Environmental activists marched this week in downtown Des Moines. They say the state should not enable the transfer of more fossil fuel, because it contributes to climate change. Iowa’s Republican Governor Terry Branstad won’t say whether or not he supports or opposes the pipeline plan, but he’s not ruling out the country’s needs for fossil fuels.
“We’re going to continue to have a need for fossil fuels,” Branstad said. “This is from the United States and that is really benefiting our country. Reducing our dependency on foreign oil is a very positive thing.”
Branstad still has questions about how Iowa farmland would be repaired after the pipeline’s built. He’s met with the company behind the plan; it’s called Energy Transfer Partners.

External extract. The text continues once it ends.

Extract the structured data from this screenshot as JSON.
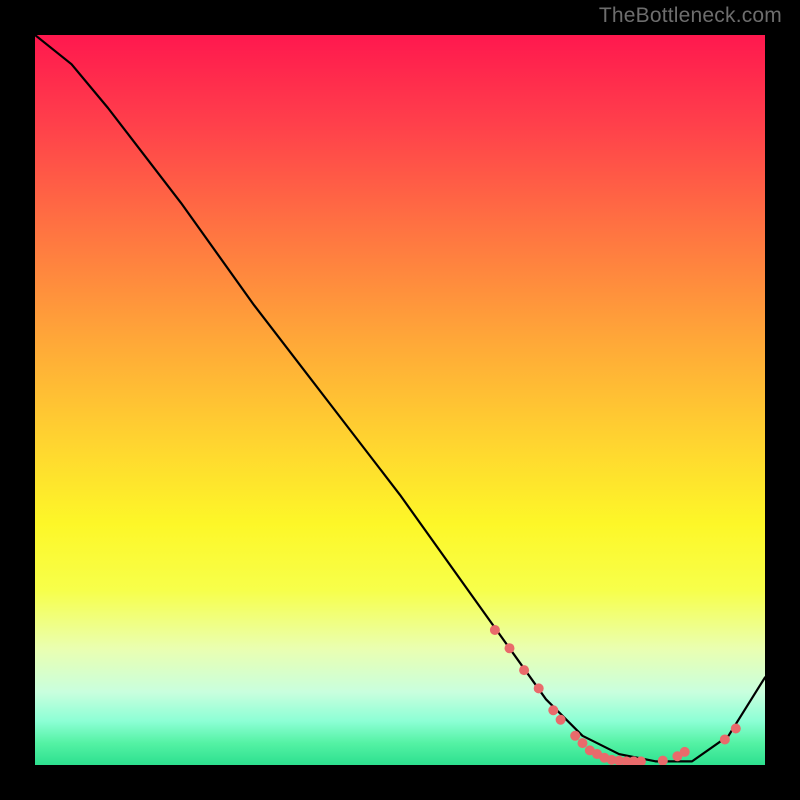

“It’s the appropriate time to start bringing additional infrastructure in there,” said company spokesperson Vicki Granado. “And certainly pipelines are the most efficient and the safest way in this country to transport natural gas and crude.”
Granado’s also trying to sell Iowans on the thousands of jobs she says building the pipeline would create. And the company still has to win over thousands of landowners:
A couple dozen landowners gathered in a large machine shop in southeast Iowa’s rural Keokuk County. They’re surrounded by tool benches and farm equipment.
Landowners have lots of questions, like what a pipeline would do to property values. Pam Alexander worries about potential leaks. She received a letter from the company asking for permission to survey her land. She doesn’t plan to let them.
“I just don’t believe in pipelines, I don’t believe in this pipeline or the keystone pipeline, I think there’s better ways they can do this,” Alexander said. “Maybe not cheaper ways, but better ways.”
Independent energy economist Phil Verleger does not see much impact at all for Iowa. He says oil producers hope to benefit from a pipeline that will get their oil to refineries more cheaply, and hopefully bring them a higher price for their oil:
“These will be designed to get the oil down to Houston and from Houston or from Louisiana,” Verleger said. “I am sure the plan is to load them on ships and send the oil abroad.”
The company still has to go through a lengthy approval process with the Iowa Utilities Board. Right now, the State Attorney General’s Office is advising landowners to seek legal advice before committing to anything. Those letter-holding Iowans will have plenty of time to drill company official next month, when Energy Transfer Partners will hold public meetings in all 17 counties the pipeline would cross.